━━━ SUPPLIED ENTRIES
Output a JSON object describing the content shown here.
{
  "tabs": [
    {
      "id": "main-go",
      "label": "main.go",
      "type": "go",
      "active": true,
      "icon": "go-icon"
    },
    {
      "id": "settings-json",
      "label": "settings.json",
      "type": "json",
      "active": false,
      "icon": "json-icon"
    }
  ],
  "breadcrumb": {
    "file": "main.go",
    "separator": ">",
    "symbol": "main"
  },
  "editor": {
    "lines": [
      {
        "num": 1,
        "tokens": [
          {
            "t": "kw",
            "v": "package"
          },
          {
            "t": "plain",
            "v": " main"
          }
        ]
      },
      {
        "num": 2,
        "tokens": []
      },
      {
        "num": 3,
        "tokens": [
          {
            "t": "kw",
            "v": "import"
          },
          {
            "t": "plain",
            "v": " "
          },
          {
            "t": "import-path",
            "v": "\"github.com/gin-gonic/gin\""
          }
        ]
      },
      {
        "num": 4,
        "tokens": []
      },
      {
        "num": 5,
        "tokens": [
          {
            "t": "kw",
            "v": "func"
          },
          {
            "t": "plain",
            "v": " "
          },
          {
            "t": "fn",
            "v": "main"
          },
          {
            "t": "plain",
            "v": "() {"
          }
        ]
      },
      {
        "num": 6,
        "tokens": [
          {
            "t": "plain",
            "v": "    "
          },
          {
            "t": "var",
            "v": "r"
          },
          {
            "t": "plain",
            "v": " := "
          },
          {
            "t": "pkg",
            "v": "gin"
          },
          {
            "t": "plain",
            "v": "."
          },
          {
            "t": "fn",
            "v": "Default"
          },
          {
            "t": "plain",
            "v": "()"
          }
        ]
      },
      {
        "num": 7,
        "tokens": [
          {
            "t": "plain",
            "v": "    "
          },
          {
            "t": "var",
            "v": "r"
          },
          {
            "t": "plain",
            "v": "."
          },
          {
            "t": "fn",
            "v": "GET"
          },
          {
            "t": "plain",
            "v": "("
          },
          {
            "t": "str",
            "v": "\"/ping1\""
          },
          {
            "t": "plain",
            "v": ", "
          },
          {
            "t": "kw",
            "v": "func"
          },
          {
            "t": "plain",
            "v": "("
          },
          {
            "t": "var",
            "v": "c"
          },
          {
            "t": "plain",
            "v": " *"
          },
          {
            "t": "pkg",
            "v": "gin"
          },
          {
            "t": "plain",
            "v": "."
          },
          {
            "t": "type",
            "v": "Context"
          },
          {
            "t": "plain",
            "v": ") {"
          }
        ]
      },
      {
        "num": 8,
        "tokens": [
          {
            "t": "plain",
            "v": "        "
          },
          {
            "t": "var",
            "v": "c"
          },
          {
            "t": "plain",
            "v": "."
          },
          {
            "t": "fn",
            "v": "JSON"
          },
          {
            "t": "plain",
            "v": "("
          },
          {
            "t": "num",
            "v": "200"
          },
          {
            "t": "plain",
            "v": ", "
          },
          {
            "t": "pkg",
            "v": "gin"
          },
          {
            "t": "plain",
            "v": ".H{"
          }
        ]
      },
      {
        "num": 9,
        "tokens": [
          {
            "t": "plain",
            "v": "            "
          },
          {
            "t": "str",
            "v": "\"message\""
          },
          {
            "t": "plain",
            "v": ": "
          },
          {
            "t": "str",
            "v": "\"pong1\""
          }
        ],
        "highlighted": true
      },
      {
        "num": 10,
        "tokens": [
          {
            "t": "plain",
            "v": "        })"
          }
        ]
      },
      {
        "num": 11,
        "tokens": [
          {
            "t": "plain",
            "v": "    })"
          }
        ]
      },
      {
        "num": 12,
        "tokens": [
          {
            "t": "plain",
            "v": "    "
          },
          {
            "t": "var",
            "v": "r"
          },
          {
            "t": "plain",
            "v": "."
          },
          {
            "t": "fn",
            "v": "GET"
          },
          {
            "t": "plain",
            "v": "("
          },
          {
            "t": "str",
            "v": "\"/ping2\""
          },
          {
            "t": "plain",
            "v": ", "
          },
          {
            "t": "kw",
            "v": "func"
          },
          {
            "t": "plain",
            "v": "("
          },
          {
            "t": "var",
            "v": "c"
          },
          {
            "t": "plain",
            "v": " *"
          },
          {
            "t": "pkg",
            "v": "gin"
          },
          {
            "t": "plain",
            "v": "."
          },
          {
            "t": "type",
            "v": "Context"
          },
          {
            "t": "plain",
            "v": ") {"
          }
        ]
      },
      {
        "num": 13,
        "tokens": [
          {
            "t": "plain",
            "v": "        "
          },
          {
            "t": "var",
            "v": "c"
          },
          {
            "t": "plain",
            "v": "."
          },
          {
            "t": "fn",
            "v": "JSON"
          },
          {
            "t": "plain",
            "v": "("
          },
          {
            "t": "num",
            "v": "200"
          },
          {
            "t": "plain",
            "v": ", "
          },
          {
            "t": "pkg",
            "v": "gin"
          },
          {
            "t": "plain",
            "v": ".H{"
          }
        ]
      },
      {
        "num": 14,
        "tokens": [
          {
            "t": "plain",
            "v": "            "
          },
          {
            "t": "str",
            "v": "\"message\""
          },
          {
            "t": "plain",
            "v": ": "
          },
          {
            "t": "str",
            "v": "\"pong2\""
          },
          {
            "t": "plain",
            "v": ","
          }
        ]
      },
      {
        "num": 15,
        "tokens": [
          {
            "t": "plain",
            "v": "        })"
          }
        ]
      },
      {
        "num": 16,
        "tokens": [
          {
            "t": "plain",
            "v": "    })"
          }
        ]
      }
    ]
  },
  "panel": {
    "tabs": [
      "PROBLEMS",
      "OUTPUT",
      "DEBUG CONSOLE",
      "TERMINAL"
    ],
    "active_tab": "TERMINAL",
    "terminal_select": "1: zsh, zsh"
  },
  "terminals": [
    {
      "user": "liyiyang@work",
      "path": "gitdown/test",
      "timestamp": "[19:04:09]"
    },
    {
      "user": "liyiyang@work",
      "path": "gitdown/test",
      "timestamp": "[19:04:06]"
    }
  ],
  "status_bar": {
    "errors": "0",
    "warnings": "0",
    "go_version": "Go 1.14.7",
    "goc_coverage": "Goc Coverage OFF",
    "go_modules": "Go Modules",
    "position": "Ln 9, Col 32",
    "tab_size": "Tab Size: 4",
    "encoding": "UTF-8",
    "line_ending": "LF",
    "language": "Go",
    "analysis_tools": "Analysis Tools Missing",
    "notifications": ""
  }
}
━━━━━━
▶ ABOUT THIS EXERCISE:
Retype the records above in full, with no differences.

▶ WRITTEN ANSWER:
Output a JSON object describing the content shown here.
{
  "tabs": [
    {
      "id": "main-go",
      "label": "main.go",
      "type": "go",
      "active": true,
      "icon": "go-icon"
    },
    {
      "id": "settings-json",
      "label": "settings.json",
      "type": "json",
      "active": false,
      "icon": "json-icon"
    }
  ],
  "breadcrumb": {
    "file": "main.go",
    "separator": ">",
    "symbol": "main"
  },
  "editor": {
    "lines": [
      {
        "num": 1,
        "tokens": [
          {
            "t": "kw",
            "v": "package"
          },
          {
            "t": "plain",
            "v": " main"
          }
        ]
      },
      {
        "num": 2,
        "tokens": []
      },
      {
        "num": 3,
        "tokens": [
          {
            "t": "kw",
            "v": "import"
          },
          {
            "t": "plain",
            "v": " "
          },
          {
            "t": "import-path",
            "v": "\"github.com/gin-gonic/gin\""
          }
        ]
      },
      {
        "num": 4,
        "tokens": []
      },
      {
        "num": 5,
        "tokens": [
          {
            "t": "kw",
            "v": "func"
          },
          {
            "t": "plain",
            "v": " "
          },
          {
            "t": "fn",
            "v": "main"
          },
          {
            "t": "plain",
            "v": "() {"
          }
        ]
      },
      {
        "num": 6,
        "tokens": [
          {
            "t": "plain",
            "v": "    "
          },
          {
            "t": "var",
            "v": "r"
          },
          {
            "t": "plain",
            "v": " := "
          },
          {
            "t": "pkg",
            "v": "gin"
          },
          {
            "t": "plain",
            "v": "."
          },
          {
            "t": "fn",
            "v": "Default"
          },
          {
            "t": "plain",
            "v": "()"
          }
        ]
      },
      {
        "num": 7,
        "tokens": [
          {
            "t": "plain",
            "v": "    "
          },
          {
            "t": "var",
            "v": "r"
          },
          {
            "t": "plain",
            "v": "."
          },
          {
            "t": "fn",
            "v": "GET"
          },
          {
            "t": "plain",
            "v": "("
          },
          {
            "t": "str",
            "v": "\"/ping1\""
          },
          {
            "t": "plain",
            "v": ", "
          },
          {
            "t": "kw",
            "v": "func"
          },
          {
            "t": "plain",
            "v": "("
          },
          {
            "t": "var",
            "v": "c"
          },
          {
            "t": "plain",
            "v": " *"
          },
          {
            "t": "pkg",
            "v": "gin"
          },
          {
            "t": "plain",
            "v": "."
          },
          {
            "t": "type",
            "v": "Context"
          },
          {
            "t": "plain",
            "v": ") {"
          }
        ]
      },
      {
        "num": 8,
        "tokens": [
          {
            "t": "plain",
            "v": "        "
          },
          {
            "t": "var",
            "v": "c"
          },
          {
            "t": "plain",
            "v": "."
          },
          {
            "t": "fn",
            "v": "JSON"
          },
          {
            "t": "plain",
            "v": "("
          },
          {
            "t": "num",
            "v": "200"
          },
          {
            "t": "plain",
            "v": ", "
          },
          {
            "t": "pkg",
            "v": "gin"
          },
          {
            "t": "plain",
            "v": ".H{"
          }
        ]
      },
      {
        "num": 9,
        "tokens": [
          {
            "t": "plain",
            "v": "            "
          },
          {
            "t": "str",
            "v": "\"message\""
          },
          {
            "t": "plain",
            "v": ": "
          },
          {
            "t": "str",
            "v": "\"pong1\""
          }
        ],
        "highlighted": true
      },
      {
        "num": 10,
        "tokens": [
          {
            "t": "plain",
            "v": "        })"
          }
        ]
      },
      {
        "num": 11,
        "tokens": [
          {
            "t": "plain",
            "v": "    })"
          }
        ]
      },
      {
        "num": 12,
        "tokens": [
          {
            "t": "plain",
            "v": "    "
          },
          {
            "t": "var",
            "v": "r"
          },
          {
            "t": "plain",
            "v": "."
          },
          {
            "t": "fn",
            "v": "GET"
          },
          {
            "t": "plain",
            "v": "("
          },
          {
            "t": "str",
            "v": "\"/ping2\""
          },
          {
            "t": "plain",
            "v": ", "
          },
          {
            "t": "kw",
            "v": "func"
          },
          {
            "t": "plain",
            "v": "("
          },
          {
            "t": "var",
            "v": "c"
          },
          {
            "t": "plain",
            "v": " *"
          },
          {
            "t": "pkg",
            "v": "gin"
          },
          {
            "t": "plain",
            "v": "."
          },
          {
            "t": "type",
            "v": "Context"
          },
          {
            "t": "plain",
            "v": ") {"
          }
        ]
      },
      {
        "num": 13,
        "tokens": [
          {
            "t": "plain",
            "v": "        "
          },
          {
            "t": "var",
            "v": "c"
          },
          {
            "t": "plain",
            "v": "."
          },
          {
            "t": "fn",
            "v": "JSON"
          },
          {
            "t": "plain",
            "v": "("
          },
          {
            "t": "num",
            "v": "200"
          },
          {
            "t": "plain",
            "v": ", "
          },
          {
            "t": "pkg",
            "v": "gin"
          },
          {
            "t": "plain",
            "v": ".H{"
          }
        ]
      },
      {
        "num": 14,
        "tokens": [
          {
            "t": "plain",
            "v": "            "
          },
          {
            "t": "str",
            "v": "\"message\""
          },
          {
            "t": "plain",
            "v": ": "
          },
          {
            "t": "str",
            "v": "\"pong2\""
          },
          {
            "t": "plain",
            "v": ","
          }
        ]
      },
      {
        "num": 15,
        "tokens": [
          {
            "t": "plain",
            "v": "        })"
          }
        ]
      },
      {
        "num": 16,
        "tokens": [
          {
            "t": "plain",
            "v": "    })"
          }
        ]
      }
    ]
  },
  "panel": {
    "tabs": [
      "PROBLEMS",
      "OUTPUT",
      "DEBUG CONSOLE",
      "TERMINAL"
    ],
    "active_tab": "TERMINAL",
    "terminal_select": "1: zsh, zsh"
  },
  "terminals": [
    {
      "user": "liyiyang@work",
      "path": "gitdown/test",
      "timestamp": "[19:04:09]"
    },
    {
      "user": "liyiyang@work",
      "path": "gitdown/test",
      "timestamp": "[19:04:06]"
    }
  ],
  "status_bar": {
    "errors": "0",
    "warnings": "0",
    "go_version": "Go 1.14.7",
    "goc_coverage": "Goc Coverage OFF",
    "go_modules": "Go Modules",
    "position": "Ln 9, Col 32",
    "tab_size": "Tab Size: 4",
    "encoding": "UTF-8",
    "line_ending": "LF",
    "language": "Go",
    "analysis_tools": "Analysis Tools Missing",
    "notifications": ""
  }
}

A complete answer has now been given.